(Dataset rows for apps and sites)
========
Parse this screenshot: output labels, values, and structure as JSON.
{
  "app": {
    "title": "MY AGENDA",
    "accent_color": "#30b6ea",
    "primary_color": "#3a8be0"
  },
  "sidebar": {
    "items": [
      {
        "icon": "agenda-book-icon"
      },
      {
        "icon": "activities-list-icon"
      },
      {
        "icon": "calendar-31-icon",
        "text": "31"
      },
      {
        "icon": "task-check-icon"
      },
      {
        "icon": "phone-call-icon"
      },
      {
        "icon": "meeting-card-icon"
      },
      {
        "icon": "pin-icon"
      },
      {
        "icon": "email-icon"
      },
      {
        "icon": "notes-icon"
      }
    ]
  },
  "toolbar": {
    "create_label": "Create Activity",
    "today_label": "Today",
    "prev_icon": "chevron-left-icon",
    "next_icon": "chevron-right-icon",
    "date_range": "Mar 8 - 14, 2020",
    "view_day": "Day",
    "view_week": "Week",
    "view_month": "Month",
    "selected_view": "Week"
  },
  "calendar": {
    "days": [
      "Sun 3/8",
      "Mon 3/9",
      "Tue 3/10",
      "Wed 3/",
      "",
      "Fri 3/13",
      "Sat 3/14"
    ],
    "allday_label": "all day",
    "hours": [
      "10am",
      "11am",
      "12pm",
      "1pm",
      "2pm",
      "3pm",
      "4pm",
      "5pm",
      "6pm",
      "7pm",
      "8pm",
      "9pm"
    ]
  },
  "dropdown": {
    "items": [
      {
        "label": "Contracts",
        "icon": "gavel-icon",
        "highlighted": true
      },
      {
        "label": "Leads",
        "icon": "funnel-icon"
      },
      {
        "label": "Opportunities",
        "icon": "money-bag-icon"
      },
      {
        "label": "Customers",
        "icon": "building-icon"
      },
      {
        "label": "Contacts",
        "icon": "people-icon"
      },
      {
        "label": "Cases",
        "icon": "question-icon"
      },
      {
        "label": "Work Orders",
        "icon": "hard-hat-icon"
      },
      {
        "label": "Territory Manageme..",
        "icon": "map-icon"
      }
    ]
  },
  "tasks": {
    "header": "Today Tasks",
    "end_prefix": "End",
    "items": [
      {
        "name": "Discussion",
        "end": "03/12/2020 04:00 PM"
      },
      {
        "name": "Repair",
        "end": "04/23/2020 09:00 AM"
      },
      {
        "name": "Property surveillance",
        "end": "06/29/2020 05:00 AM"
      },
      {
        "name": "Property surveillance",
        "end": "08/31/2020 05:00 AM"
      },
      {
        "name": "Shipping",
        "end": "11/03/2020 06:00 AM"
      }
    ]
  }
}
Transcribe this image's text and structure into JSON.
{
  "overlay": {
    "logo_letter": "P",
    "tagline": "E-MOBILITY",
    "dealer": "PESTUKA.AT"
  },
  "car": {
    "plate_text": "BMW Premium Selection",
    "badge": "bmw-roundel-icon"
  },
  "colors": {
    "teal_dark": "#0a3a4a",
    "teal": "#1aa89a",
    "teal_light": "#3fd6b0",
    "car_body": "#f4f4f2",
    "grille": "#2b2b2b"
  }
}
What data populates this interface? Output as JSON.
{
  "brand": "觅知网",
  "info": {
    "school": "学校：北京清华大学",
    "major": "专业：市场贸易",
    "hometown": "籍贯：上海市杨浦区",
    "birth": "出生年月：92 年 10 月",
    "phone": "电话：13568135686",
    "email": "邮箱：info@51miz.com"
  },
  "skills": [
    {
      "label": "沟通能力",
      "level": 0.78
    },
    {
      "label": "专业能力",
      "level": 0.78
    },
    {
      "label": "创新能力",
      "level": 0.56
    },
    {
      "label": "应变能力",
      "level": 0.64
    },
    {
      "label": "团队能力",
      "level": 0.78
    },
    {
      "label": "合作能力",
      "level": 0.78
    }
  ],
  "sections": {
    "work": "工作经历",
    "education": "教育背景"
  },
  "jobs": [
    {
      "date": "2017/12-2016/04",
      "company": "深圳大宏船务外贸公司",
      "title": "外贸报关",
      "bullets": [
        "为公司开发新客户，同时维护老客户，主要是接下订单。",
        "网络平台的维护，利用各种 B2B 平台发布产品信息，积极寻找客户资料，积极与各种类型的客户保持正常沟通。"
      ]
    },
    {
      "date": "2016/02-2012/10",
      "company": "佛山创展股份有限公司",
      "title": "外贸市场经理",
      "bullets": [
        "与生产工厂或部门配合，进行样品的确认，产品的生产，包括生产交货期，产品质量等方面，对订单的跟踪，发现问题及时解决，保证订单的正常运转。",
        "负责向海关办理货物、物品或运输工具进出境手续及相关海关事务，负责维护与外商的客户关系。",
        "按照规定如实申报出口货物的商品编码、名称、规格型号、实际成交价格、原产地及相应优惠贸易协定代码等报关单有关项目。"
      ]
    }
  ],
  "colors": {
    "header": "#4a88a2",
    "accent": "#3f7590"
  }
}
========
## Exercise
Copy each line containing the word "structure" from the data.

## Solution for this problem
Parse this screenshot: output labels, values, and structure as JSON.
Transcribe this image's text and structure into JSON.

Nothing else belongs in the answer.